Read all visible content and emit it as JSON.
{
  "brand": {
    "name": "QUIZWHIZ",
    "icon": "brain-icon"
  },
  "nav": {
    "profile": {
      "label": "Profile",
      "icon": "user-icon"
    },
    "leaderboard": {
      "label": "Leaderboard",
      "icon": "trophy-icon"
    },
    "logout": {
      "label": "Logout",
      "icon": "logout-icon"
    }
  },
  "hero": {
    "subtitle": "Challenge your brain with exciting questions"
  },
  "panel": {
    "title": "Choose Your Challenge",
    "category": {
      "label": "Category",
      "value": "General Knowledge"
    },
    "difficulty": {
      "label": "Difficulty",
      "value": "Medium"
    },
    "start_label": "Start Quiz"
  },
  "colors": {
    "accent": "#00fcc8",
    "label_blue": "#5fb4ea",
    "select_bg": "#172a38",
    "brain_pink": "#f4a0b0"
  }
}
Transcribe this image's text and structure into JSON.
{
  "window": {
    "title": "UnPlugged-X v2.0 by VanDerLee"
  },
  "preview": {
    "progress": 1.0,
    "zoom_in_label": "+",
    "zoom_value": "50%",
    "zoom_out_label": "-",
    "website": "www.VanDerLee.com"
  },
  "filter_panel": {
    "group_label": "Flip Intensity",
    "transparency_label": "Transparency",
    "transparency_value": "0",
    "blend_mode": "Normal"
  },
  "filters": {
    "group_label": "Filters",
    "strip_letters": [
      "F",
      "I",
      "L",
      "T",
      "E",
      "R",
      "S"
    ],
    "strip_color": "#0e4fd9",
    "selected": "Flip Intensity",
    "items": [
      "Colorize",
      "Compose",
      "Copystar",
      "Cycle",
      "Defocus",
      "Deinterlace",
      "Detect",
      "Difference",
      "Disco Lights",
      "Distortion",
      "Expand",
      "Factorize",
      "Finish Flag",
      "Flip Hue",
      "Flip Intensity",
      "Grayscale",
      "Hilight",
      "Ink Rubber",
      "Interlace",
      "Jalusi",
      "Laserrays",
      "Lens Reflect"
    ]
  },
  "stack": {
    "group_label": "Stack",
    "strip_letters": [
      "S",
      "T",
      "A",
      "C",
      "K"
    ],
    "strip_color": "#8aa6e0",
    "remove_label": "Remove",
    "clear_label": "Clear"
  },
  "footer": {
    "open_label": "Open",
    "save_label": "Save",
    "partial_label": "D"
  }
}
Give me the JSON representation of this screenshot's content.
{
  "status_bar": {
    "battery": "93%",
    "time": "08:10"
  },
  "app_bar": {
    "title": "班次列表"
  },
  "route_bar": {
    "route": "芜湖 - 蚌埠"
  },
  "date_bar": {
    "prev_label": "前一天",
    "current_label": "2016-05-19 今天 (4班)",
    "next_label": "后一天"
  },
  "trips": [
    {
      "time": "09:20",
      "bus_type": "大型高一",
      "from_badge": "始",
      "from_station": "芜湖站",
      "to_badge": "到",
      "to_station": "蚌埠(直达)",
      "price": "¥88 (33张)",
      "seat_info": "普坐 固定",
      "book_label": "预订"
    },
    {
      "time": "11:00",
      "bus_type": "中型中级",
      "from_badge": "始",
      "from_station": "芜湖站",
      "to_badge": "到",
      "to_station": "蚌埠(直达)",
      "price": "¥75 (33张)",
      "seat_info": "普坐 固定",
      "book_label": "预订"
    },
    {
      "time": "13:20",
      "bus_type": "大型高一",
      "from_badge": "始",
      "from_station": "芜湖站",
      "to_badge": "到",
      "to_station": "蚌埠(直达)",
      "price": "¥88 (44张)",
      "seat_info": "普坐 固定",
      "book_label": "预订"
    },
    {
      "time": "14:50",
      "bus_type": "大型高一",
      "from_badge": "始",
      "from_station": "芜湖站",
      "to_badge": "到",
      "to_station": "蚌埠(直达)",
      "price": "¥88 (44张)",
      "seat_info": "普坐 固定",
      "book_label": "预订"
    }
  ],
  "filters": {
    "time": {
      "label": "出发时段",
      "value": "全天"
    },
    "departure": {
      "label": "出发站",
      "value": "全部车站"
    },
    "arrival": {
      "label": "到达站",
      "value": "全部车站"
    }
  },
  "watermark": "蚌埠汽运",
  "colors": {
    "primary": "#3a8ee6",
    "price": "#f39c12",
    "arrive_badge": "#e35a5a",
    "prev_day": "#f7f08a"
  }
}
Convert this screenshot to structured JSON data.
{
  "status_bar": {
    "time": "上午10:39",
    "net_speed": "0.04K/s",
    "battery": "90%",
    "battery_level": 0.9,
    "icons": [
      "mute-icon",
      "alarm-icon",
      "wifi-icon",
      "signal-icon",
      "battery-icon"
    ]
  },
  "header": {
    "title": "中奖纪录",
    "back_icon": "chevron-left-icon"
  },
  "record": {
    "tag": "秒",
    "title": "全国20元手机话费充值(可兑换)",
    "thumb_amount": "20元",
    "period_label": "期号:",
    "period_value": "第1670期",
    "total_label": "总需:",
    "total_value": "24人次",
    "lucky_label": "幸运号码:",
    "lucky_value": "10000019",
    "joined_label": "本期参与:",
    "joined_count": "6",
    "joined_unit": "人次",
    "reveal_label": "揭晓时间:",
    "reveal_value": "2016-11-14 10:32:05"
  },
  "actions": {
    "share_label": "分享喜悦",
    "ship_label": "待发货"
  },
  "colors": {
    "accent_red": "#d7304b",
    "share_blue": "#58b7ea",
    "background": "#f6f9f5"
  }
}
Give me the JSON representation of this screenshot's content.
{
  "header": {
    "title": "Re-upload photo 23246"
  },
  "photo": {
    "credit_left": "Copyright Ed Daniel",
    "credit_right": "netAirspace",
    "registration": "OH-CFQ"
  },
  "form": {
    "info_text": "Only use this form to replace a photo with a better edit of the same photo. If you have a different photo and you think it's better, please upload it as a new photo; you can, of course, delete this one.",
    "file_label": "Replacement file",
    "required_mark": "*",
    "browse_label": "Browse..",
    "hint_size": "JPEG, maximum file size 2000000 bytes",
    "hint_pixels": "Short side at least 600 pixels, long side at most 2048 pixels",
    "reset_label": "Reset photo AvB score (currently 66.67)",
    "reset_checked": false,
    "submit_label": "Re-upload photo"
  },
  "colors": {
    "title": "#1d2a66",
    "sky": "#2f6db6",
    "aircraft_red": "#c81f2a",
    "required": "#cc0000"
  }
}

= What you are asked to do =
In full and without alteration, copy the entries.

= Answer below =
Read all visible content and emit it as JSON.
{
  "brand": {
    "name": "QUIZWHIZ",
    "icon": "brain-icon"
  },
  "nav": {
    "profile": {
      "label": "Profile",
      "icon": "user-icon"
    },
    "leaderboard": {
      "label": "Leaderboard",
      "icon": "trophy-icon"
    },
    "logout": {
      "label": "Logout",
      "icon": "logout-icon"
    }
  },
  "hero": {
    "subtitle": "Challenge your brain with exciting questions"
  },
  "panel": {
    "title": "Choose Your Challenge",
    "category": {
      "label": "Category",
      "value": "General Knowledge"
    },
    "difficulty": {
      "label": "Difficulty",
      "value": "Medium"
    },
    "start_label": "Start Quiz"
  },
  "colors": {
    "accent": "#00fcc8",
    "label_blue": "#5fb4ea",
    "select_bg": "#172a38",
    "brain_pink": "#f4a0b0"
  }
}
Transcribe this image's text and structure into JSON.
{
  "window": {
    "title": "UnPlugged-X v2.0 by VanDerLee"
  },
  "preview": {
    "progress": 1.0,
    "zoom_in_label": "+",
    "zoom_value": "50%",
    "zoom_out_label": "-",
    "website": "www.VanDerLee.com"
  },
  "filter_panel": {
    "group_label": "Flip Intensity",
    "transparency_label": "Transparency",
    "transparency_value": "0",
    "blend_mode": "Normal"
  },
  "filters": {
    "group_label": "Filters",
    "strip_letters": [
      "F",
      "I",
      "L",
      "T",
      "E",
      "R",
      "S"
    ],
    "strip_color": "#0e4fd9",
    "selected": "Flip Intensity",
    "items": [
      "Colorize",
      "Compose",
      "Copystar",
      "Cycle",
      "Defocus",
      "Deinterlace",
      "Detect",
      "Difference",
      "Disco Lights",
      "Distortion",
      "Expand",
      "Factorize",
      "Finish Flag",
      "Flip Hue",
      "Flip Intensity",
      "Grayscale",
      "Hilight",
      "Ink Rubber",
      "Interlace",
      "Jalusi",
      "Laserrays",
      "Lens Reflect"
    ]
  },
  "stack": {
    "group_label": "Stack",
    "strip_letters": [
      "S",
      "T",
      "A",
      "C",
      "K"
    ],
    "strip_color": "#8aa6e0",
    "remove_label": "Remove",
    "clear_label": "Clear"
  },
  "footer": {
    "open_label": "Open",
    "save_label": "Save",
    "partial_label": "D"
  }
}
Give me the JSON representation of this screenshot's content.
{
  "status_bar": {
    "battery": "93%",
    "time": "08:10"
  },
  "app_bar": {
    "title": "班次列表"
  },
  "route_bar": {
    "route": "芜湖 - 蚌埠"
  },
  "date_bar": {
    "prev_label": "前一天",
    "current_label": "2016-05-19 今天 (4班)",
    "next_label": "后一天"
  },
  "trips": [
    {
      "time": "09:20",
      "bus_type": "大型高一",
      "from_badge": "始",
      "from_station": "芜湖站",
      "to_badge": "到",
      "to_station": "蚌埠(直达)",
      "price": "¥88 (33张)",
      "seat_info": "普坐 固定",
      "book_label": "预订"
    },
    {
      "time": "11:00",
      "bus_type": "中型中级",
      "from_badge": "始",
      "from_station": "芜湖站",
      "to_badge": "到",
      "to_station": "蚌埠(直达)",
      "price": "¥75 (33张)",
      "seat_info": "普坐 固定",
      "book_label": "预订"
    },
    {
      "time": "13:20",
      "bus_type": "大型高一",
      "from_badge": "始",
      "from_station": "芜湖站",
      "to_badge": "到",
      "to_station": "蚌埠(直达)",
      "price": "¥88 (44张)",
      "seat_info": "普坐 固定",
      "book_label": "预订"
    },
    {
      "time": "14:50",
      "bus_type": "大型高一",
      "from_badge": "始",
      "from_station": "芜湖站",
      "to_badge": "到",
      "to_station": "蚌埠(直达)",
      "price": "¥88 (44张)",
      "seat_info": "普坐 固定",
      "book_label": "预订"
    }
  ],
  "filters": {
    "time": {
      "label": "出发时段",
      "value": "全天"
    },
    "departure": {
      "label": "出发站",
      "value": "全部车站"
    },
    "arrival": {
      "label": "到达站",
      "value": "全部车站"
    }
  },
  "watermark": "蚌埠汽运",
  "colors": {
    "primary": "#3a8ee6",
    "price": "#f39c12",
    "arrive_badge": "#e35a5a",
    "prev_day": "#f7f08a"
  }
}
Convert this screenshot to structured JSON data.
{
  "status_bar": {
    "time": "上午10:39",
    "net_speed": "0.04K/s",
    "battery": "90%",
    "battery_level": 0.9,
    "icons": [
      "mute-icon",
      "alarm-icon",
      "wifi-icon",
      "signal-icon",
      "battery-icon"
    ]
  },
  "header": {
    "title": "中奖纪录",
    "back_icon": "chevron-left-icon"
  },
  "record": {
    "tag": "秒",
    "title": "全国20元手机话费充值(可兑换)",
    "thumb_amount": "20元",
    "period_label": "期号:",
    "period_value": "第1670期",
    "total_label": "总需:",
    "total_value": "24人次",
    "lucky_label": "幸运号码:",
    "lucky_value": "10000019",
    "joined_label": "本期参与:",
    "joined_count": "6",
    "joined_unit": "人次",
    "reveal_label": "揭晓时间:",
    "reveal_value": "2016-11-14 10:32:05"
  },
  "actions": {
    "share_label": "分享喜悦",
    "ship_label": "待发货"
  },
  "colors": {
    "accent_red": "#d7304b",
    "share_blue": "#58b7ea",
    "background": "#f6f9f5"
  }
}
Give me the JSON representation of this screenshot's content.
{
  "header": {
    "title": "Re-upload photo 23246"
  },
  "photo": {
    "credit_left": "Copyright Ed Daniel",
    "credit_right": "netAirspace",
    "registration": "OH-CFQ"
  },
  "form": {
    "info_text": "Only use this form to replace a photo with a better edit of the same photo. If you have a different photo and you think it's better, please upload it as a new photo; you can, of course, delete this one.",
    "file_label": "Replacement file",
    "required_mark": "*",
    "browse_label": "Browse..",
    "hint_size": "JPEG, maximum file size 2000000 bytes",
    "hint_pixels": "Short side at least 600 pixels, long side at most 2048 pixels",
    "reset_label": "Reset photo AvB score (currently 66.67)",
    "reset_checked": false,
    "submit_label": "Re-upload photo"
  },
  "colors": {
    "title": "#1d2a66",
    "sky": "#2f6db6",
    "aircraft_red": "#c81f2a",
    "required": "#cc0000"
  }
}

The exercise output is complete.